_Website and app data records:_
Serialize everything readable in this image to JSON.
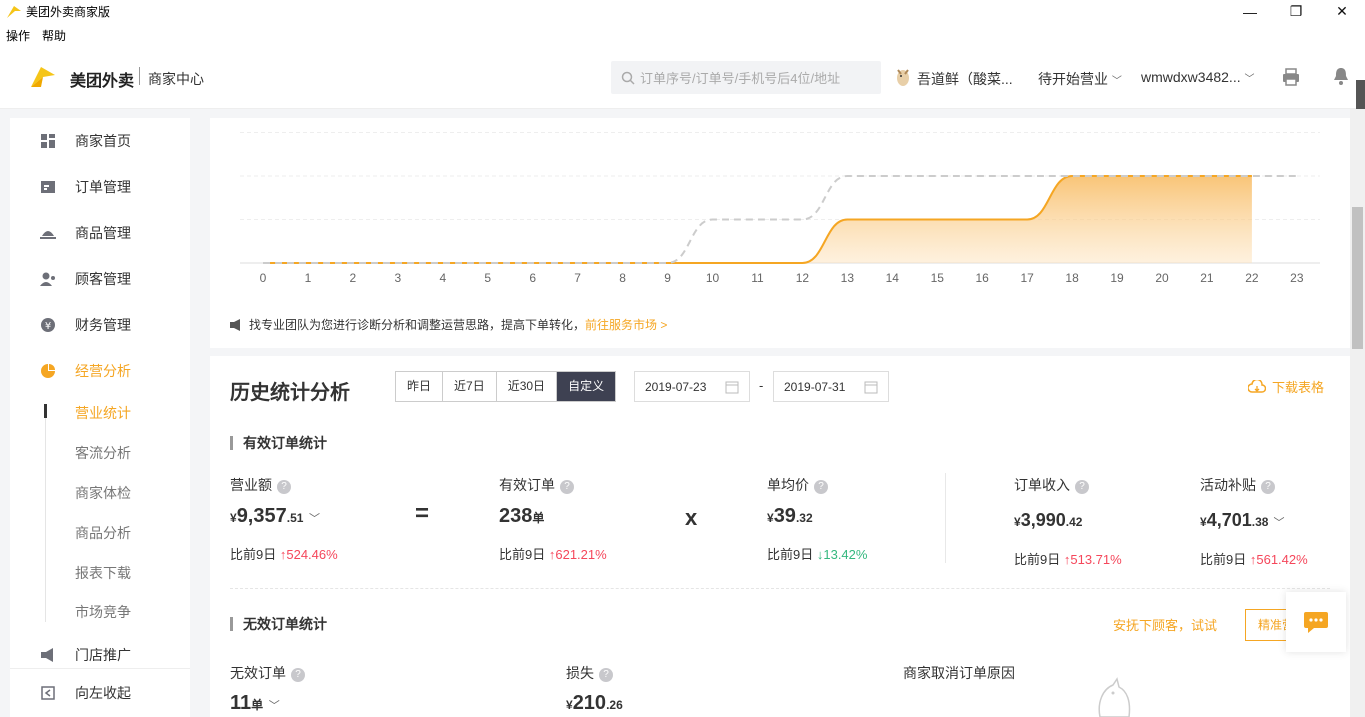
{
  "window": {
    "title": "美团外卖商家版",
    "minimize": "—",
    "maximize": "❐",
    "close": "✕"
  },
  "menu": [
    "操作",
    "帮助"
  ],
  "header": {
    "brand": "美团外卖",
    "brand_sub": "商家中心",
    "search_placeholder": "订单序号/订单号/手机号后4位/地址",
    "shop_name": "吾道鲜（酸菜...",
    "status": "待开始营业",
    "account": "wmwdxw3482..."
  },
  "sidebar": {
    "items": [
      {
        "label": "商家首页",
        "icon": "dashboard-icon"
      },
      {
        "label": "订单管理",
        "icon": "order-icon"
      },
      {
        "label": "商品管理",
        "icon": "product-icon"
      },
      {
        "label": "顾客管理",
        "icon": "customer-icon"
      },
      {
        "label": "财务管理",
        "icon": "yuan-icon"
      },
      {
        "label": "经营分析",
        "icon": "pie-chart-icon"
      }
    ],
    "sub_items": [
      "营业统计",
      "客流分析",
      "商家体检",
      "商品分析",
      "报表下载",
      "市场竞争"
    ],
    "promo": "门店推广",
    "collapse": "向左收起"
  },
  "chart_data": {
    "type": "line",
    "x": [
      0,
      1,
      2,
      3,
      4,
      5,
      6,
      7,
      8,
      9,
      10,
      11,
      12,
      13,
      14,
      15,
      16,
      17,
      18,
      19,
      20,
      21,
      22,
      23
    ],
    "xticks": [
      "0",
      "1",
      "2",
      "3",
      "4",
      "5",
      "6",
      "7",
      "8",
      "9",
      "10",
      "11",
      "12",
      "13",
      "14",
      "15",
      "16",
      "17",
      "18",
      "19",
      "20",
      "21",
      "22",
      "23"
    ],
    "series": [
      {
        "style": "area-solid",
        "color": "#f5a623",
        "values": [
          0,
          0,
          0,
          0,
          0,
          0,
          0,
          0,
          0,
          0,
          0,
          0,
          0,
          1,
          1,
          1,
          1,
          1,
          2,
          2,
          2,
          2,
          2,
          null
        ]
      },
      {
        "style": "dashed",
        "color": "#cccccc",
        "values": [
          0,
          0,
          0,
          0,
          0,
          0,
          0,
          0,
          0,
          0,
          1,
          1,
          1,
          2,
          2,
          2,
          2,
          2,
          2,
          2,
          2,
          2,
          2,
          2
        ]
      }
    ],
    "grid": true
  },
  "tip": {
    "text": "找专业团队为您进行诊断分析和调整运营思路，提高下单转化，",
    "link": "前往服务市场 >"
  },
  "history": {
    "title": "历史统计分析",
    "ranges": [
      "昨日",
      "近7日",
      "近30日",
      "自定义"
    ],
    "date_from": "2019-07-23",
    "date_sep": "-",
    "date_to": "2019-07-31",
    "download": "下载表格"
  },
  "valid": {
    "title": "有效订单统计",
    "revenue": {
      "label": "营业额",
      "currency": "¥",
      "int": "9,357",
      "dec": ".51",
      "cmp_label": "比前9日",
      "cmp": "524.46%"
    },
    "eq": "=",
    "orders": {
      "label": "有效订单",
      "int": "238",
      "unit": "单",
      "cmp_label": "比前9日",
      "cmp": "621.21%"
    },
    "x": "x",
    "avg": {
      "label": "单均价",
      "currency": "¥",
      "int": "39",
      "dec": ".32",
      "cmp_label": "比前9日",
      "cmp": "13.42%"
    },
    "income": {
      "label": "订单收入",
      "currency": "¥",
      "int": "3,990",
      "dec": ".42",
      "cmp_label": "比前9日",
      "cmp": "513.71%"
    },
    "subsidy": {
      "label": "活动补贴",
      "currency": "¥",
      "int": "4,701",
      "dec": ".38",
      "cmp_label": "比前9日",
      "cmp": "561.42%"
    }
  },
  "invalid": {
    "title": "无效订单统计",
    "promo_text": "安抚下顾客，试试",
    "promo_btn": "精准营",
    "count": {
      "label": "无效订单",
      "int": "11",
      "unit": "单"
    },
    "loss": {
      "label": "损失",
      "currency": "¥",
      "int": "210",
      "dec": ".26"
    },
    "reason": {
      "label": "商家取消订单原因"
    }
  },
  "colors": {
    "accent": "#f5a623",
    "up": "#f5475b",
    "down": "#35b87f"
  }
}
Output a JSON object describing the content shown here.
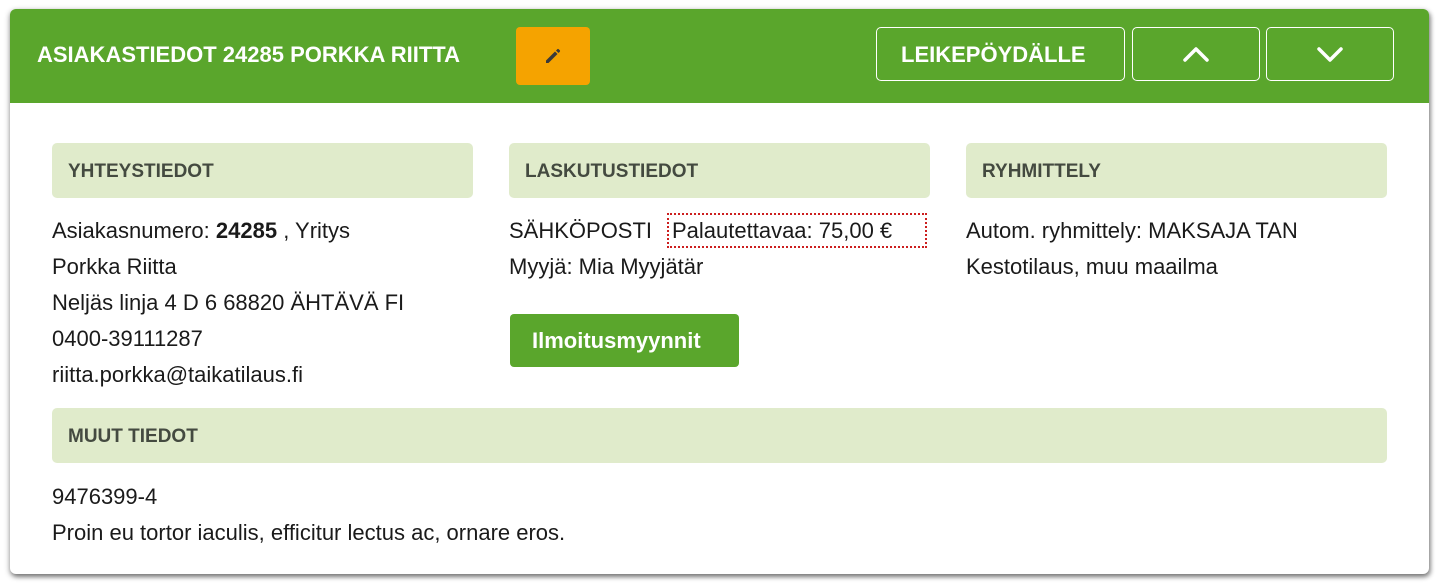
{
  "header": {
    "title": "ASIAKASTIEDOT 24285 PORKKA RIITTA",
    "edit_icon": "pencil-icon",
    "clipboard_label": "LEIKEPÖYDÄLLE",
    "up_icon": "chevron-up-icon",
    "down_icon": "chevron-down-icon",
    "bg_color": "#5aa62c",
    "edit_color": "#f5a300"
  },
  "contact": {
    "heading": "YHTEYSTIEDOT",
    "customer_number_label": "Asiakasnumero:",
    "customer_number": "24285",
    "customer_type": ", Yritys",
    "name": "Porkka Riitta",
    "address": "Neljäs linja 4 D 6 68820 ÄHTÄVÄ FI",
    "phone": "0400-39111287",
    "email": "riitta.porkka@taikatilaus.fi"
  },
  "billing": {
    "heading": "LASKUTUSTIEDOT",
    "method": "SÄHKÖPOSTI",
    "refund": "Palautettavaa: 75,00 €",
    "seller": "Myyjä: Mia Myyjätär",
    "ads_button": "Ilmoitusmyynnit"
  },
  "grouping": {
    "heading": "RYHMITTELY",
    "auto": "Autom. ryhmittely: MAKSAJA TAN",
    "subscription": "Kestotilaus, muu maailma"
  },
  "other": {
    "heading": "MUUT TIEDOT",
    "id": "9476399-4",
    "note": "Proin eu tortor iaculis, efficitur lectus ac, ornare eros."
  }
}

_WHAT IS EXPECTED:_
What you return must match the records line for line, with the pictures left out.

_YOUR SOLUTION:_
Serialize everything readable in this image to JSON.
{
  "window": {
    "title": "美团外卖商家版",
    "minimize": "—",
    "maximize": "❐",
    "close": "✕"
  },
  "menu": [
    "操作",
    "帮助"
  ],
  "header": {
    "brand": "美团外卖",
    "brand_sub": "商家中心",
    "search_placeholder": "订单序号/订单号/手机号后4位/地址",
    "shop_name": "吾道鲜（酸菜...",
    "status": "待开始营业",
    "account": "wmwdxw3482..."
  },
  "sidebar": {
    "items": [
      {
        "label": "商家首页",
        "icon": "dashboard-icon"
      },
      {
        "label": "订单管理",
        "icon": "order-icon"
      },
      {
        "label": "商品管理",
        "icon": "product-icon"
      },
      {
        "label": "顾客管理",
        "icon": "customer-icon"
      },
      {
        "label": "财务管理",
        "icon": "yuan-icon"
      },
      {
        "label": "经营分析",
        "icon": "pie-chart-icon"
      }
    ],
    "sub_items": [
      "营业统计",
      "客流分析",
      "商家体检",
      "商品分析",
      "报表下载",
      "市场竞争"
    ],
    "promo": "门店推广",
    "collapse": "向左收起"
  },
  "chart_data": {
    "type": "line",
    "x": [
      0,
      1,
      2,
      3,
      4,
      5,
      6,
      7,
      8,
      9,
      10,
      11,
      12,
      13,
      14,
      15,
      16,
      17,
      18,
      19,
      20,
      21,
      22,
      23
    ],
    "xticks": [
      "0",
      "1",
      "2",
      "3",
      "4",
      "5",
      "6",
      "7",
      "8",
      "9",
      "10",
      "11",
      "12",
      "13",
      "14",
      "15",
      "16",
      "17",
      "18",
      "19",
      "20",
      "21",
      "22",
      "23"
    ],
    "series": [
      {
        "style": "area-solid",
        "color": "#f5a623",
        "values": [
          0,
          0,
          0,
          0,
          0,
          0,
          0,
          0,
          0,
          0,
          0,
          0,
          0,
          1,
          1,
          1,
          1,
          1,
          2,
          2,
          2,
          2,
          2,
          null
        ]
      },
      {
        "style": "dashed",
        "color": "#cccccc",
        "values": [
          0,
          0,
          0,
          0,
          0,
          0,
          0,
          0,
          0,
          0,
          1,
          1,
          1,
          2,
          2,
          2,
          2,
          2,
          2,
          2,
          2,
          2,
          2,
          2
        ]
      }
    ],
    "grid": true
  },
  "tip": {
    "text": "找专业团队为您进行诊断分析和调整运营思路，提高下单转化，",
    "link": "前往服务市场 >"
  },
  "history": {
    "title": "历史统计分析",
    "ranges": [
      "昨日",
      "近7日",
      "近30日",
      "自定义"
    ],
    "date_from": "2019-07-23",
    "date_sep": "-",
    "date_to": "2019-07-31",
    "download": "下载表格"
  },
  "valid": {
    "title": "有效订单统计",
    "revenue": {
      "label": "营业额",
      "currency": "¥",
      "int": "9,357",
      "dec": ".51",
      "cmp_label": "比前9日",
      "cmp": "524.46%"
    },
    "eq": "=",
    "orders": {
      "label": "有效订单",
      "int": "238",
      "unit": "单",
      "cmp_label": "比前9日",
      "cmp": "621.21%"
    },
    "x": "x",
    "avg": {
      "label": "单均价",
      "currency": "¥",
      "int": "39",
      "dec": ".32",
      "cmp_label": "比前9日",
      "cmp": "13.42%"
    },
    "income": {
      "label": "订单收入",
      "currency": "¥",
      "int": "3,990",
      "dec": ".42",
      "cmp_label": "比前9日",
      "cmp": "513.71%"
    },
    "subsidy": {
      "label": "活动补贴",
      "currency": "¥",
      "int": "4,701",
      "dec": ".38",
      "cmp_label": "比前9日",
      "cmp": "561.42%"
    }
  },
  "invalid": {
    "title": "无效订单统计",
    "promo_text": "安抚下顾客，试试",
    "promo_btn": "精准营",
    "count": {
      "label": "无效订单",
      "int": "11",
      "unit": "单"
    },
    "loss": {
      "label": "损失",
      "currency": "¥",
      "int": "210",
      "dec": ".26"
    },
    "reason": {
      "label": "商家取消订单原因"
    }
  },
  "colors": {
    "accent": "#f5a623",
    "up": "#f5475b",
    "down": "#35b87f"
  }
}
Output a JSON object describing the content shown here.
{
  "header": {
    "title": "ASIAKASTIEDOT 24285 PORKKA RIITTA",
    "edit_icon": "pencil-icon",
    "clipboard_label": "LEIKEPÖYDÄLLE",
    "up_icon": "chevron-up-icon",
    "down_icon": "chevron-down-icon",
    "bg_color": "#5aa62c",
    "edit_color": "#f5a300"
  },
  "contact": {
    "heading": "YHTEYSTIEDOT",
    "customer_number_label": "Asiakasnumero:",
    "customer_number": "24285",
    "customer_type": ", Yritys",
    "name": "Porkka Riitta",
    "address": "Neljäs linja 4 D 6 68820 ÄHTÄVÄ FI",
    "phone": "0400-39111287",
    "email": "riitta.porkka@taikatilaus.fi"
  },
  "billing": {
    "heading": "LASKUTUSTIEDOT",
    "method": "SÄHKÖPOSTI",
    "refund": "Palautettavaa: 75,00 €",
    "seller": "Myyjä: Mia Myyjätär",
    "ads_button": "Ilmoitusmyynnit"
  },
  "grouping": {
    "heading": "RYHMITTELY",
    "auto": "Autom. ryhmittely: MAKSAJA TAN",
    "subscription": "Kestotilaus, muu maailma"
  },
  "other": {
    "heading": "MUUT TIEDOT",
    "id": "9476399-4",
    "note": "Proin eu tortor iaculis, efficitur lectus ac, ornare eros."
  }
}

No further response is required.